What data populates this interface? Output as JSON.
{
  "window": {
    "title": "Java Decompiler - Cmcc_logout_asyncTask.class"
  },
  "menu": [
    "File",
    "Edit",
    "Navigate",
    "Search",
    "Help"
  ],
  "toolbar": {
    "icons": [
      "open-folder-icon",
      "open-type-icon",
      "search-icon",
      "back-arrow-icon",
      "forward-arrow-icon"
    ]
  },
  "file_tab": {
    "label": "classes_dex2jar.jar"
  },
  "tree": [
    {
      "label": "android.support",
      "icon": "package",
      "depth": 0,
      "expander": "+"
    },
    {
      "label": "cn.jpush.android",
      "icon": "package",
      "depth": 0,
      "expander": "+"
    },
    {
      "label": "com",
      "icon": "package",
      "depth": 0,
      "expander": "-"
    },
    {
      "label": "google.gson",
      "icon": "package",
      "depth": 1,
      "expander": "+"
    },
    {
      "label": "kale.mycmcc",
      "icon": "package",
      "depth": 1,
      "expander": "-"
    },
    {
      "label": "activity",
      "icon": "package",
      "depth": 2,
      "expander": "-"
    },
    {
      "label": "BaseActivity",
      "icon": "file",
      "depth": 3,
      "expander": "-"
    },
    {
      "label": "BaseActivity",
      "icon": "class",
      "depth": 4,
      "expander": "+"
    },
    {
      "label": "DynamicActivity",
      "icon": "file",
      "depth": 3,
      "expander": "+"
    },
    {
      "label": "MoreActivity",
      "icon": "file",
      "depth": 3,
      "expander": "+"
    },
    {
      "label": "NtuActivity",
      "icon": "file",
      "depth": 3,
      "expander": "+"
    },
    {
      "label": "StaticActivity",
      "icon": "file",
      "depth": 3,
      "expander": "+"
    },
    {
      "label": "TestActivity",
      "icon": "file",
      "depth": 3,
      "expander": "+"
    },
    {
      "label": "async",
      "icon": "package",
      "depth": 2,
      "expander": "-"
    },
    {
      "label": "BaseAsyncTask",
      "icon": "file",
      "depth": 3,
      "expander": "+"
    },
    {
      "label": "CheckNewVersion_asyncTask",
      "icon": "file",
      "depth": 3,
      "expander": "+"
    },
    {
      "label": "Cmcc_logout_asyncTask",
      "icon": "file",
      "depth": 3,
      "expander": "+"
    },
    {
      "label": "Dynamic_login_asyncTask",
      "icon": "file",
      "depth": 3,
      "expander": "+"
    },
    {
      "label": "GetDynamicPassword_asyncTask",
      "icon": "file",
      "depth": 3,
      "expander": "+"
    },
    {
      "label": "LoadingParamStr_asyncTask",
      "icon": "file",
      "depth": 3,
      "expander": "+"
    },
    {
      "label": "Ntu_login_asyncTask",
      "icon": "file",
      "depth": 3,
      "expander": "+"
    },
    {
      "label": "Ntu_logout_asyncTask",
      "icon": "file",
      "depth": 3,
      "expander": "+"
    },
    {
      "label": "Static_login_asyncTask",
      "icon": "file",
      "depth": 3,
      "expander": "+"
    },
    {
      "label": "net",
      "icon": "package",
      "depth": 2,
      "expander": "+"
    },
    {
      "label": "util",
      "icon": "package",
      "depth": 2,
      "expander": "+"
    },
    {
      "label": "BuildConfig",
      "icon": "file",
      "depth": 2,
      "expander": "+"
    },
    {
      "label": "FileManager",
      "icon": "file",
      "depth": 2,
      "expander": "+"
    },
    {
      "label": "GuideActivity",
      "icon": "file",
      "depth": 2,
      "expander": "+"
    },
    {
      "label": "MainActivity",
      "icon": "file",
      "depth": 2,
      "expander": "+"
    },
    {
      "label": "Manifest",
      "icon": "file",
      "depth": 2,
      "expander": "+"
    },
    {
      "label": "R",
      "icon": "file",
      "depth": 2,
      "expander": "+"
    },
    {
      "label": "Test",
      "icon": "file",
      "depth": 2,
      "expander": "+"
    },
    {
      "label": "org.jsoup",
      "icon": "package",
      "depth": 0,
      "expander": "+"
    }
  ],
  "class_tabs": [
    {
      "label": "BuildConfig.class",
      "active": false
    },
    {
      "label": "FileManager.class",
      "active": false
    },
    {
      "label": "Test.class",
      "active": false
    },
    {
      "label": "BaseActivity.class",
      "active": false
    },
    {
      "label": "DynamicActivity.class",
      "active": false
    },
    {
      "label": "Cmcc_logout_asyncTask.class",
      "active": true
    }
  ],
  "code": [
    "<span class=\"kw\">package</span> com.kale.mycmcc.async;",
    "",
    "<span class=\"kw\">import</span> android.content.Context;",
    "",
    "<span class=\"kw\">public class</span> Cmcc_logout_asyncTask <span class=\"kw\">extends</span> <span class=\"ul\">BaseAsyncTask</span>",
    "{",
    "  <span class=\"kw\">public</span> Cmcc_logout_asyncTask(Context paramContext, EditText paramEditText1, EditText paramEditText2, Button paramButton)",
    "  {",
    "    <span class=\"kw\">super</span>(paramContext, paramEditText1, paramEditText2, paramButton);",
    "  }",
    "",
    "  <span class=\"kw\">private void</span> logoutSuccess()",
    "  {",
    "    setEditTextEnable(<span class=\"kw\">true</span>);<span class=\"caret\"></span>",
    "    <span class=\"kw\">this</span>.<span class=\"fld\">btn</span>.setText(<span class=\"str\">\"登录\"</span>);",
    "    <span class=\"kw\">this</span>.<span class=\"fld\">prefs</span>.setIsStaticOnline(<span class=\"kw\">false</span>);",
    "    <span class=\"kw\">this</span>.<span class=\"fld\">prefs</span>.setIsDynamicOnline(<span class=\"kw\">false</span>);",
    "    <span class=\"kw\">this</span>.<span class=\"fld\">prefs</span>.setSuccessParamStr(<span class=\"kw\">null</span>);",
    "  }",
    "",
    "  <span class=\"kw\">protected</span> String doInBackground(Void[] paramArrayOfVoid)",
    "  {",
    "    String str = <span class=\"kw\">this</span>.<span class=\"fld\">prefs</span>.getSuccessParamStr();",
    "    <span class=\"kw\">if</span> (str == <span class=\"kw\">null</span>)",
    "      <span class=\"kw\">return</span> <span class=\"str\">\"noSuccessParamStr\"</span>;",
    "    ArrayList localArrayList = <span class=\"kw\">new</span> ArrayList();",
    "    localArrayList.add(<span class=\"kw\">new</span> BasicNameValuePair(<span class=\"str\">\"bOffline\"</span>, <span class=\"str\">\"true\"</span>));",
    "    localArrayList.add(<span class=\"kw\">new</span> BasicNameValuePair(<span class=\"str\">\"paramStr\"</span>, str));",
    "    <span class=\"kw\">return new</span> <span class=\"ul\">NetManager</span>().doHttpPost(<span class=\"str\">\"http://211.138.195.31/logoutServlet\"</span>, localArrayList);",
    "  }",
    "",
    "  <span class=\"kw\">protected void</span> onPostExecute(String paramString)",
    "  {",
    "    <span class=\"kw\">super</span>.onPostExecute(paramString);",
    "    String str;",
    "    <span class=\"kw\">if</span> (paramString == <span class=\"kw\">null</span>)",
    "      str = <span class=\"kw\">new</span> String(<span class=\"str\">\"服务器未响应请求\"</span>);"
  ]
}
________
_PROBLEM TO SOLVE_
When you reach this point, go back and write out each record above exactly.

_RESULT OF THE EXERCISE_
What data populates this interface? Output as JSON.
{
  "window": {
    "title": "Java Decompiler - Cmcc_logout_asyncTask.class"
  },
  "menu": [
    "File",
    "Edit",
    "Navigate",
    "Search",
    "Help"
  ],
  "toolbar": {
    "icons": [
      "open-folder-icon",
      "open-type-icon",
      "search-icon",
      "back-arrow-icon",
      "forward-arrow-icon"
    ]
  },
  "file_tab": {
    "label": "classes_dex2jar.jar"
  },
  "tree": [
    {
      "label": "android.support",
      "icon": "package",
      "depth": 0,
      "expander": "+"
    },
    {
      "label": "cn.jpush.android",
      "icon": "package",
      "depth": 0,
      "expander": "+"
    },
    {
      "label": "com",
      "icon": "package",
      "depth": 0,
      "expander": "-"
    },
    {
      "label": "google.gson",
      "icon": "package",
      "depth": 1,
      "expander": "+"
    },
    {
      "label": "kale.mycmcc",
      "icon": "package",
      "depth": 1,
      "expander": "-"
    },
    {
      "label": "activity",
      "icon": "package",
      "depth": 2,
      "expander": "-"
    },
    {
      "label": "BaseActivity",
      "icon": "file",
      "depth": 3,
      "expander": "-"
    },
    {
      "label": "BaseActivity",
      "icon": "class",
      "depth": 4,
      "expander": "+"
    },
    {
      "label": "DynamicActivity",
      "icon": "file",
      "depth": 3,
      "expander": "+"
    },
    {
      "label": "MoreActivity",
      "icon": "file",
      "depth": 3,
      "expander": "+"
    },
    {
      "label": "NtuActivity",
      "icon": "file",
      "depth": 3,
      "expander": "+"
    },
    {
      "label": "StaticActivity",
      "icon": "file",
      "depth": 3,
      "expander": "+"
    },
    {
      "label": "TestActivity",
      "icon": "file",
      "depth": 3,
      "expander": "+"
    },
    {
      "label": "async",
      "icon": "package",
      "depth": 2,
      "expander": "-"
    },
    {
      "label": "BaseAsyncTask",
      "icon": "file",
      "depth": 3,
      "expander": "+"
    },
    {
      "label": "CheckNewVersion_asyncTask",
      "icon": "file",
      "depth": 3,
      "expander": "+"
    },
    {
      "label": "Cmcc_logout_asyncTask",
      "icon": "file",
      "depth": 3,
      "expander": "+"
    },
    {
      "label": "Dynamic_login_asyncTask",
      "icon": "file",
      "depth": 3,
      "expander": "+"
    },
    {
      "label": "GetDynamicPassword_asyncTask",
      "icon": "file",
      "depth": 3,
      "expander": "+"
    },
    {
      "label": "LoadingParamStr_asyncTask",
      "icon": "file",
      "depth": 3,
      "expander": "+"
    },
    {
      "label": "Ntu_login_asyncTask",
      "icon": "file",
      "depth": 3,
      "expander": "+"
    },
    {
      "label": "Ntu_logout_asyncTask",
      "icon": "file",
      "depth": 3,
      "expander": "+"
    },
    {
      "label": "Static_login_asyncTask",
      "icon": "file",
      "depth": 3,
      "expander": "+"
    },
    {
      "label": "net",
      "icon": "package",
      "depth": 2,
      "expander": "+"
    },
    {
      "label": "util",
      "icon": "package",
      "depth": 2,
      "expander": "+"
    },
    {
      "label": "BuildConfig",
      "icon": "file",
      "depth": 2,
      "expander": "+"
    },
    {
      "label": "FileManager",
      "icon": "file",
      "depth": 2,
      "expander": "+"
    },
    {
      "label": "GuideActivity",
      "icon": "file",
      "depth": 2,
      "expander": "+"
    },
    {
      "label": "MainActivity",
      "icon": "file",
      "depth": 2,
      "expander": "+"
    },
    {
      "label": "Manifest",
      "icon": "file",
      "depth": 2,
      "expander": "+"
    },
    {
      "label": "R",
      "icon": "file",
      "depth": 2,
      "expander": "+"
    },
    {
      "label": "Test",
      "icon": "file",
      "depth": 2,
      "expander": "+"
    },
    {
      "label": "org.jsoup",
      "icon": "package",
      "depth": 0,
      "expander": "+"
    }
  ],
  "class_tabs": [
    {
      "label": "BuildConfig.class",
      "active": false
    },
    {
      "label": "FileManager.class",
      "active": false
    },
    {
      "label": "Test.class",
      "active": false
    },
    {
      "label": "BaseActivity.class",
      "active": false
    },
    {
      "label": "DynamicActivity.class",
      "active": false
    },
    {
      "label": "Cmcc_logout_asyncTask.class",
      "active": true
    }
  ],
  "code": [
    "<span class=\"kw\">package</span> com.kale.mycmcc.async;",
    "",
    "<span class=\"kw\">import</span> android.content.Context;",
    "",
    "<span class=\"kw\">public class</span> Cmcc_logout_asyncTask <span class=\"kw\">extends</span> <span class=\"ul\">BaseAsyncTask</span>",
    "{",
    "  <span class=\"kw\">public</span> Cmcc_logout_asyncTask(Context paramContext, EditText paramEditText1, EditText paramEditText2, Button paramButton)",
    "  {",
    "    <span class=\"kw\">super</span>(paramContext, paramEditText1, paramEditText2, paramButton);",
    "  }",
    "",
    "  <span class=\"kw\">private void</span> logoutSuccess()",
    "  {",
    "    setEditTextEnable(<span class=\"kw\">true</span>);<span class=\"caret\"></span>",
    "    <span class=\"kw\">this</span>.<span class=\"fld\">btn</span>.setText(<span class=\"str\">\"登录\"</span>);",
    "    <span class=\"kw\">this</span>.<span class=\"fld\">prefs</span>.setIsStaticOnline(<span class=\"kw\">false</span>);",
    "    <span class=\"kw\">this</span>.<span class=\"fld\">prefs</span>.setIsDynamicOnline(<span class=\"kw\">false</span>);",
    "    <span class=\"kw\">this</span>.<span class=\"fld\">prefs</span>.setSuccessParamStr(<span class=\"kw\">null</span>);",
    "  }",
    "",
    "  <span class=\"kw\">protected</span> String doInBackground(Void[] paramArrayOfVoid)",
    "  {",
    "    String str = <span class=\"kw\">this</span>.<span class=\"fld\">prefs</span>.getSuccessParamStr();",
    "    <span class=\"kw\">if</span> (str == <span class=\"kw\">null</span>)",
    "      <span class=\"kw\">return</span> <span class=\"str\">\"noSuccessParamStr\"</span>;",
    "    ArrayList localArrayList = <span class=\"kw\">new</span> ArrayList();",
    "    localArrayList.add(<span class=\"kw\">new</span> BasicNameValuePair(<span class=\"str\">\"bOffline\"</span>, <span class=\"str\">\"true\"</span>));",
    "    localArrayList.add(<span class=\"kw\">new</span> BasicNameValuePair(<span class=\"str\">\"paramStr\"</span>, str));",
    "    <span class=\"kw\">return new</span> <span class=\"ul\">NetManager</span>().doHttpPost(<span class=\"str\">\"http://211.138.195.31/logoutServlet\"</span>, localArrayList);",
    "  }",
    "",
    "  <span class=\"kw\">protected void</span> onPostExecute(String paramString)",
    "  {",
    "    <span class=\"kw\">super</span>.onPostExecute(paramString);",
    "    String str;",
    "    <span class=\"kw\">if</span> (paramString == <span class=\"kw\">null</span>)",
    "      str = <span class=\"kw\">new</span> String(<span class=\"str\">\"服务器未响应请求\"</span>);"
  ]
}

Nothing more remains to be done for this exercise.